As the sun sets on summer, the winds begin to shift and leaves will soon descend from the trees as the fall semester gets underway.
Fall semester means one thing: a new class of bright-eyed, eager and not fully dead-inside freshmen.
Typically, this new cohort can be distinguished by their looks of awe, their apprehension and the aura of edginess they’ve quickly adopted from being away from their parents for more than a few days.
If you find yourself meeting some of these criteria, you may have a few questions rattling around in your mind about WKU. Such as, “Where’s the food?” or, “That person looks important, who is she?” and most likely, “What on earth is that red statue in the middle of campus?”
Well, worry not. I am qualified to answer at least two of those three questions. For your first semester on the Hill, or maybe even your sixth semester, here are some crucial people, places and things to know about WKU.
President Gary Ransdell
President Ransdell is WKU’s ninth president, and he’s been serving in that role since 1997. Cherish him while you can because at the end of next spring he’ll be gone. Ransdell can often be found walking around campus or eating in Fresh Food Company, so it’s not uncommon for students to run into him. You can tell it’s him from a certain pep in his step and that hypnotic southern drawl of his when he says, “Go Tops!”
WKU’s cherished mascot Big Red is the most visible creature on campus. Sometimes you’ll be on your way to class, and you’ll spot Big Red off in the distance just beeboppin’ his way through life. It can almost feel surreal seeing Big Red, especially if he gives into his cannibalistic tendencies and tries to eat your head. Big Red can best be described as the “Spirit of Western.” You can read up more on the history of Big Red here, courtesy of the WKU Archives.
Preston Health & Activities Center
From what I hear, this is a wonderful place. If you’re into the idea of motion and other things along those lines, this is the place for you. As for me, I would go, but in order to do that I would have to travel halfway to the Preston Center, then halfway from there and then halfway again, so I’d never actually get there (see: Zeno’s paradoxes).
Henry Hardin Cherry
Cherry was WKU’s first president and is immortalized as a statue in front of Cherry Hall, where he’s positioned pristinely at the top of the Hill, guarding his kingdom. If WKU was its own country, Cherry would be our George Washington. You can even take a peek at what WKU was like when Cherry was president from the Cherry Statue Time Capsule.
Mass Media & Technology Hall
You will soon come to find that Mass Media is one of your best friends. First and foremost, Mass Media is the go-to place for printing – unless, of course, you’re one of those kids who brought their own printer (kudos to you if so). It should come as no surprise that you’ll need to print readings, research materials and papers to turn in for your classes. Pro tip: if you’re in a rush and don’t have the time to log into a computer to print, you can send what you need to print online without logging into one of the university’s computers.
The stretch of the Hill starting at the edge of McLean Hall up to where Potter Hall starts

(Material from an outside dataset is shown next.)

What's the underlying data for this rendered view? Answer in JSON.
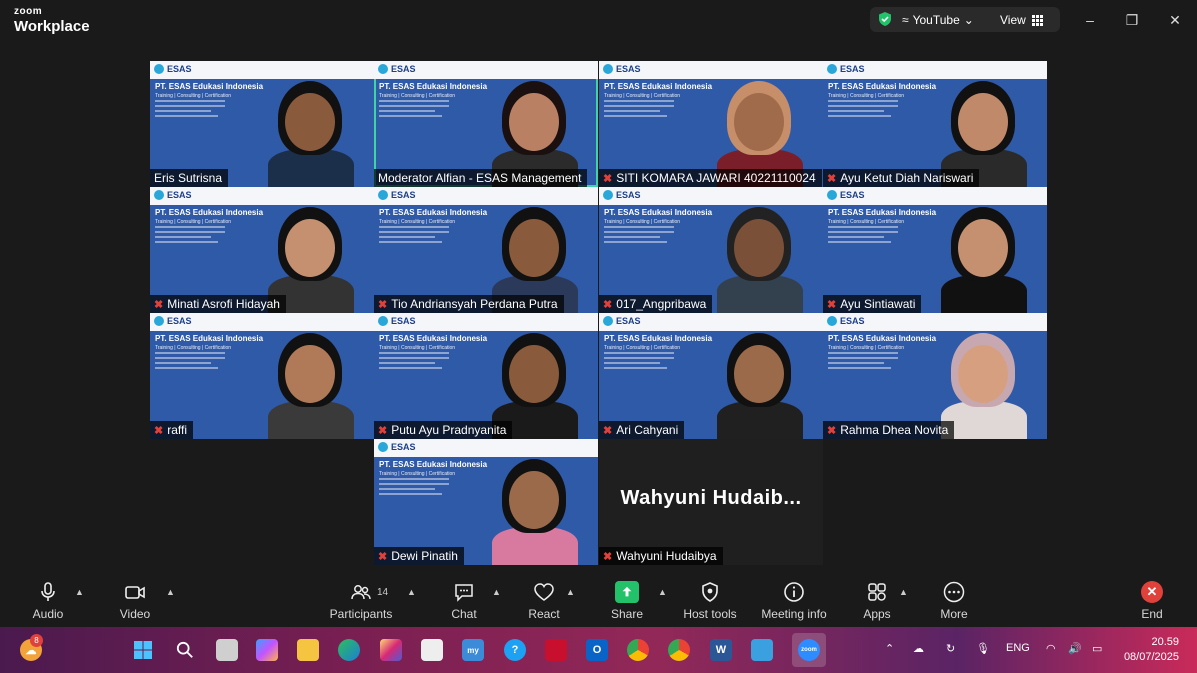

I’m naming this area very specifically because it’s the spot of the Hill that really, really gets to me. Maybe it wouldn’t if I went to point #4’s Preston Center more often, but I digress. No matter how many times I go up the Hill it’s always that part that makes me question coming to this university. Avoid it at all costs by using the elevators in Grise Hall or Music Hall.
I always consider Cravens and Helm to be the same place (because they practically are), but they’re also separate buildings, so it can get confusing at times. Cravens is the taller one, and Helm is its short friend. Both earn a spot on this list because they’re libraries. This is college, and while the Internet does exist, you should not forsake making use of the resources the library offers. Use it to study, get coffee, research or what have you, but the point is: utilize it. I still know too many people who have yet to even step foot in either Helm or Cravens.
Last fall, WKU was ranked the number one campus for falling in love. In fact, President Ransdell and his wife, Julie, met each other here on the Hill, and they’ve been going strong for more than 40 years. As for the Old Fort Bridge, more commonly known as the Kissing Bridge, legend has it that any couple that kisses on the bridge is destined to be married*. The origins of the legend seem to only apply to freshmen or first relationships, but such things change over the years. So if you’re here and looking for love, there’s a chance … I guess.
*Results will vary
Ah, yes, the joys of experiencing WKU through fresh eyes untainted by the pitfalls of academia. Truly, it is a thing to cherish. Welcome to the Hill, and make the most of your experience.